#### [Provided records]
━━━━━━

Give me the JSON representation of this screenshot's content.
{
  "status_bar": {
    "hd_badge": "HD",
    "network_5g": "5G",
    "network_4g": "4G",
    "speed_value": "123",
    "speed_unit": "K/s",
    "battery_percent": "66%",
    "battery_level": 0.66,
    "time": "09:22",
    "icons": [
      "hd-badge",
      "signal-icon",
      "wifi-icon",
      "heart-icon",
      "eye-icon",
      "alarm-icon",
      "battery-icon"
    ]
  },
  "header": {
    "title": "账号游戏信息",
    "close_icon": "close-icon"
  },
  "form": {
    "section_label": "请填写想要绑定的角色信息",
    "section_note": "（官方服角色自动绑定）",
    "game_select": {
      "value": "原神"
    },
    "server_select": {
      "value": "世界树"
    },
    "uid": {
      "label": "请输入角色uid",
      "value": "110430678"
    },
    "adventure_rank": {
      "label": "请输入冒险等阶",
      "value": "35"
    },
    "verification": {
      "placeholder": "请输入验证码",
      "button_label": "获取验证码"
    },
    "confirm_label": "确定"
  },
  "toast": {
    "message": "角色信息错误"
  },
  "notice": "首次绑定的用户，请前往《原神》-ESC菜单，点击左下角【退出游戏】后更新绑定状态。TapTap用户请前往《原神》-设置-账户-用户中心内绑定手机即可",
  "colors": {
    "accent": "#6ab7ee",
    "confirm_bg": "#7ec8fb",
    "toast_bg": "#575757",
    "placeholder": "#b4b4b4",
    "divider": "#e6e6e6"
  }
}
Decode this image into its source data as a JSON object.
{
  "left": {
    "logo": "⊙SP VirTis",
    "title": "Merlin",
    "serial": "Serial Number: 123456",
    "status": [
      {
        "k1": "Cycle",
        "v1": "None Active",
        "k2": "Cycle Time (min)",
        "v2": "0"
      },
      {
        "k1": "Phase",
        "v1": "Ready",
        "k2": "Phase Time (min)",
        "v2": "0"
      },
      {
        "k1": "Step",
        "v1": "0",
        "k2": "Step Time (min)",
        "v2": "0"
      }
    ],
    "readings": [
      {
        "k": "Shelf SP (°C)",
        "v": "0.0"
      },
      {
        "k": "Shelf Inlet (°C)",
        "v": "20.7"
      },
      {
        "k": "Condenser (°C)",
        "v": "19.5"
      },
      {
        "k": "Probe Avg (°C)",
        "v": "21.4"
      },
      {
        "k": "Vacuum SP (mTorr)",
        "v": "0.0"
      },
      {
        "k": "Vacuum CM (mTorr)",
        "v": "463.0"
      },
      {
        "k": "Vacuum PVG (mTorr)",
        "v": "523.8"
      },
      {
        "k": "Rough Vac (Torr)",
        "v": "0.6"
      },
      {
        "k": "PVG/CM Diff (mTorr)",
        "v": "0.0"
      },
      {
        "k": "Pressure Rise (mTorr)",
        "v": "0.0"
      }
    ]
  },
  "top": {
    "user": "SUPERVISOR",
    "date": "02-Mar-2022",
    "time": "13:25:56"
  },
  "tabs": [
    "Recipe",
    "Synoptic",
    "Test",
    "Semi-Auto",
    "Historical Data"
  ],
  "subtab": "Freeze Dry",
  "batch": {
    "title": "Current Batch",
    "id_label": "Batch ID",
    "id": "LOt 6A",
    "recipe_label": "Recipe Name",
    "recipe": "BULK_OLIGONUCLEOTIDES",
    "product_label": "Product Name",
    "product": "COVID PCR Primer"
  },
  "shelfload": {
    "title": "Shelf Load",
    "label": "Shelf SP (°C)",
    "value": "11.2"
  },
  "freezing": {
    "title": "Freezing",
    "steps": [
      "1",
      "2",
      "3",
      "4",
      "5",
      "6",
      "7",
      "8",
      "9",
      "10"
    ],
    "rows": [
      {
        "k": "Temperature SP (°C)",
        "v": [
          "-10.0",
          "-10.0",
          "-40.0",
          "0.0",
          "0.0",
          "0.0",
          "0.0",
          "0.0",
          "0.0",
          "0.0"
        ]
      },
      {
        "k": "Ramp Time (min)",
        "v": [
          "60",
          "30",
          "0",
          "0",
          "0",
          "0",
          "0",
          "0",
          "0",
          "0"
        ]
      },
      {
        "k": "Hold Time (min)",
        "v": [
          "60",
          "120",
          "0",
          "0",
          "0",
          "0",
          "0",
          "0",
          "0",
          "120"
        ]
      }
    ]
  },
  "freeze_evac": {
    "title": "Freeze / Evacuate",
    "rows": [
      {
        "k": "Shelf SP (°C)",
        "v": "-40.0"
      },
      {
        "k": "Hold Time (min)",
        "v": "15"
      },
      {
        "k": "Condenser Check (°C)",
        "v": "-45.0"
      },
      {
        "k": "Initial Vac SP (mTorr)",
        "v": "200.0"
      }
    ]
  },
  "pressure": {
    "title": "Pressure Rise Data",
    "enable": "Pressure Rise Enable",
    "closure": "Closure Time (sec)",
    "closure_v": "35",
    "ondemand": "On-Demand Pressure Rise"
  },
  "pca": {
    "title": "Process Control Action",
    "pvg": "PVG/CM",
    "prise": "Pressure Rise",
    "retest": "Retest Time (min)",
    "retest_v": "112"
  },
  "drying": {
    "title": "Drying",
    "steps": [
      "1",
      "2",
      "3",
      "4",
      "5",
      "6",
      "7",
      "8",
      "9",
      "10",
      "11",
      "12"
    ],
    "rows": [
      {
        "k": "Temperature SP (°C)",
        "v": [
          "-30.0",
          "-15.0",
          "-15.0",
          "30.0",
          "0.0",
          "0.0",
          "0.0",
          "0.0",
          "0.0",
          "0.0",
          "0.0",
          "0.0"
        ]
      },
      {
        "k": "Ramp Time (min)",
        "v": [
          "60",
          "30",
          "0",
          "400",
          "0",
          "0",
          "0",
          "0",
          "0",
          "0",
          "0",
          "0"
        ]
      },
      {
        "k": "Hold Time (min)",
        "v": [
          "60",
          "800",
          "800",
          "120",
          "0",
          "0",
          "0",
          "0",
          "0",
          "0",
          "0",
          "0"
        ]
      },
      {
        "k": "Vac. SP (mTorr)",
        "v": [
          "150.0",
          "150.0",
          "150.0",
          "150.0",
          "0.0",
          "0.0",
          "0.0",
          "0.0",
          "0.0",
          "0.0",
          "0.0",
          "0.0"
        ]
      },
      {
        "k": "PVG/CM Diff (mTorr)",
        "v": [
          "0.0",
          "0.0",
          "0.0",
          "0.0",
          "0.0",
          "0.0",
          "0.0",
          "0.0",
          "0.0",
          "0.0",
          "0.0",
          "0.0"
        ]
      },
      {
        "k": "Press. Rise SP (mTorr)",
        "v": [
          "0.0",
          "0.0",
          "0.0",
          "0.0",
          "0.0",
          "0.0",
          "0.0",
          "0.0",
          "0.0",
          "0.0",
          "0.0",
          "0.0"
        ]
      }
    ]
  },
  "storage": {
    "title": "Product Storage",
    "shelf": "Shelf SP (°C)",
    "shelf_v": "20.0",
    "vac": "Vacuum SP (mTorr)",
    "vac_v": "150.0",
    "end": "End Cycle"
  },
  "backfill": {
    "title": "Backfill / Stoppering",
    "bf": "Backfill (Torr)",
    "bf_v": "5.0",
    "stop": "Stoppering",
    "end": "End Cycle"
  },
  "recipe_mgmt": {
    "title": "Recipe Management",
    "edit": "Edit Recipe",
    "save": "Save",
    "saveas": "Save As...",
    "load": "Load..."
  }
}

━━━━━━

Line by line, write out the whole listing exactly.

#### [Result of the task]
Give me the JSON representation of this screenshot's content.
{
  "status_bar": {
    "hd_badge": "HD",
    "network_5g": "5G",
    "network_4g": "4G",
    "speed_value": "123",
    "speed_unit": "K/s",
    "battery_percent": "66%",
    "battery_level": 0.66,
    "time": "09:22",
    "icons": [
      "hd-badge",
      "signal-icon",
      "wifi-icon",
      "heart-icon",
      "eye-icon",
      "alarm-icon",
      "battery-icon"
    ]
  },
  "header": {
    "title": "账号游戏信息",
    "close_icon": "close-icon"
  },
  "form": {
    "section_label": "请填写想要绑定的角色信息",
    "section_note": "（官方服角色自动绑定）",
    "game_select": {
      "value": "原神"
    },
    "server_select": {
      "value": "世界树"
    },
    "uid": {
      "label": "请输入角色uid",
      "value": "110430678"
    },
    "adventure_rank": {
      "label": "请输入冒险等阶",
      "value": "35"
    },
    "verification": {
      "placeholder": "请输入验证码",
      "button_label": "获取验证码"
    },
    "confirm_label": "确定"
  },
  "toast": {
    "message": "角色信息错误"
  },
  "notice": "首次绑定的用户，请前往《原神》-ESC菜单，点击左下角【退出游戏】后更新绑定状态。TapTap用户请前往《原神》-设置-账户-用户中心内绑定手机即可",
  "colors": {
    "accent": "#6ab7ee",
    "confirm_bg": "#7ec8fb",
    "toast_bg": "#575757",
    "placeholder": "#b4b4b4",
    "divider": "#e6e6e6"
  }
}
Decode this image into its source data as a JSON object.
{
  "left": {
    "logo": "⊙SP VirTis",
    "title": "Merlin",
    "serial": "Serial Number: 123456",
    "status": [
      {
        "k1": "Cycle",
        "v1": "None Active",
        "k2": "Cycle Time (min)",
        "v2": "0"
      },
      {
        "k1": "Phase",
        "v1": "Ready",
        "k2": "Phase Time (min)",
        "v2": "0"
      },
      {
        "k1": "Step",
        "v1": "0",
        "k2": "Step Time (min)",
        "v2": "0"
      }
    ],
    "readings": [
      {
        "k": "Shelf SP (°C)",
        "v": "0.0"
      },
      {
        "k": "Shelf Inlet (°C)",
        "v": "20.7"
      },
      {
        "k": "Condenser (°C)",
        "v": "19.5"
      },
      {
        "k": "Probe Avg (°C)",
        "v": "21.4"
      },
      {
        "k": "Vacuum SP (mTorr)",
        "v": "0.0"
      },
      {
        "k": "Vacuum CM (mTorr)",
        "v": "463.0"
      },
      {
        "k": "Vacuum PVG (mTorr)",
        "v": "523.8"
      },
      {
        "k": "Rough Vac (Torr)",
        "v": "0.6"
      },
      {
        "k": "PVG/CM Diff (mTorr)",
        "v": "0.0"
      },
      {
        "k": "Pressure Rise (mTorr)",
        "v": "0.0"
      }
    ]
  },
  "top": {
    "user": "SUPERVISOR",
    "date": "02-Mar-2022",
    "time": "13:25:56"
  },
  "tabs": [
    "Recipe",
    "Synoptic",
    "Test",
    "Semi-Auto",
    "Historical Data"
  ],
  "subtab": "Freeze Dry",
  "batch": {
    "title": "Current Batch",
    "id_label": "Batch ID",
    "id": "LOt 6A",
    "recipe_label": "Recipe Name",
    "recipe": "BULK_OLIGONUCLEOTIDES",
    "product_label": "Product Name",
    "product": "COVID PCR Primer"
  },
  "shelfload": {
    "title": "Shelf Load",
    "label": "Shelf SP (°C)",
    "value": "11.2"
  },
  "freezing": {
    "title": "Freezing",
    "steps": [
      "1",
      "2",
      "3",
      "4",
      "5",
      "6",
      "7",
      "8",
      "9",
      "10"
    ],
    "rows": [
      {
        "k": "Temperature SP (°C)",
        "v": [
          "-10.0",
          "-10.0",
          "-40.0",
          "0.0",
          "0.0",
          "0.0",
          "0.0",
          "0.0",
          "0.0",
          "0.0"
        ]
      },
      {
        "k": "Ramp Time (min)",
        "v": [
          "60",
          "30",
          "0",
          "0",
          "0",
          "0",
          "0",
          "0",
          "0",
          "0"
        ]
      },
      {
        "k": "Hold Time (min)",
        "v": [
          "60",
          "120",
          "0",
          "0",
          "0",
          "0",
          "0",
          "0",
          "0",
          "120"
        ]
      }
    ]
  },
  "freeze_evac": {
    "title": "Freeze / Evacuate",
    "rows": [
      {
        "k": "Shelf SP (°C)",
        "v": "-40.0"
      },
      {
        "k": "Hold Time (min)",
        "v": "15"
      },
      {
        "k": "Condenser Check (°C)",
        "v": "-45.0"
      },
      {
        "k": "Initial Vac SP (mTorr)",
        "v": "200.0"
      }
    ]
  },
  "pressure": {
    "title": "Pressure Rise Data",
    "enable": "Pressure Rise Enable",
    "closure": "Closure Time (sec)",
    "closure_v": "35",
    "ondemand": "On-Demand Pressure Rise"
  },
  "pca": {
    "title": "Process Control Action",
    "pvg": "PVG/CM",
    "prise": "Pressure Rise",
    "retest": "Retest Time (min)",
    "retest_v": "112"
  },
  "drying": {
    "title": "Drying",
    "steps": [
      "1",
      "2",
      "3",
      "4",
      "5",
      "6",
      "7",
      "8",
      "9",
      "10",
      "11",
      "12"
    ],
    "rows": [
      {
        "k": "Temperature SP (°C)",
        "v": [
          "-30.0",
          "-15.0",
          "-15.0",
          "30.0",
          "0.0",
          "0.0",
          "0.0",
          "0.0",
          "0.0",
          "0.0",
          "0.0",
          "0.0"
        ]
      },
      {
        "k": "Ramp Time (min)",
        "v": [
          "60",
          "30",
          "0",
          "400",
          "0",
          "0",
          "0",
          "0",
          "0",
          "0",
          "0",
          "0"
        ]
      },
      {
        "k": "Hold Time (min)",
        "v": [
          "60",
          "800",
          "800",
          "120",
          "0",
          "0",
          "0",
          "0",
          "0",
          "0",
          "0",
          "0"
        ]
      },
      {
        "k": "Vac. SP (mTorr)",
        "v": [
          "150.0",
          "150.0",
          "150.0",
          "150.0",
          "0.0",
          "0.0",
          "0.0",
          "0.0",
          "0.0",
          "0.0",
          "0.0",
          "0.0"
        ]
      },
      {
        "k": "PVG/CM Diff (mTorr)",
        "v": [
          "0.0",
          "0.0",
          "0.0",
          "0.0",
          "0.0",
          "0.0",
          "0.0",
          "0.0",
          "0.0",
          "0.0",
          "0.0",
          "0.0"
        ]
      },
      {
        "k": "Press. Rise SP (mTorr)",
        "v": [
          "0.0",
          "0.0",
          "0.0",
          "0.0",
          "0.0",
          "0.0",
          "0.0",
          "0.0",
          "0.0",
          "0.0",
          "0.0",
          "0.0"
        ]
      }
    ]
  },
  "storage": {
    "title": "Product Storage",
    "shelf": "Shelf SP (°C)",
    "shelf_v": "20.0",
    "vac": "Vacuum SP (mTorr)",
    "vac_v": "150.0",
    "end": "End Cycle"
  },
  "backfill": {
    "title": "Backfill / Stoppering",
    "bf": "Backfill (Torr)",
    "bf_v": "5.0",
    "stop": "Stoppering",
    "end": "End Cycle"
  },
  "recipe_mgmt": {
    "title": "Recipe Management",
    "edit": "Edit Recipe",
    "save": "Save",
    "saveas": "Save As...",
    "load": "Load..."
  }
}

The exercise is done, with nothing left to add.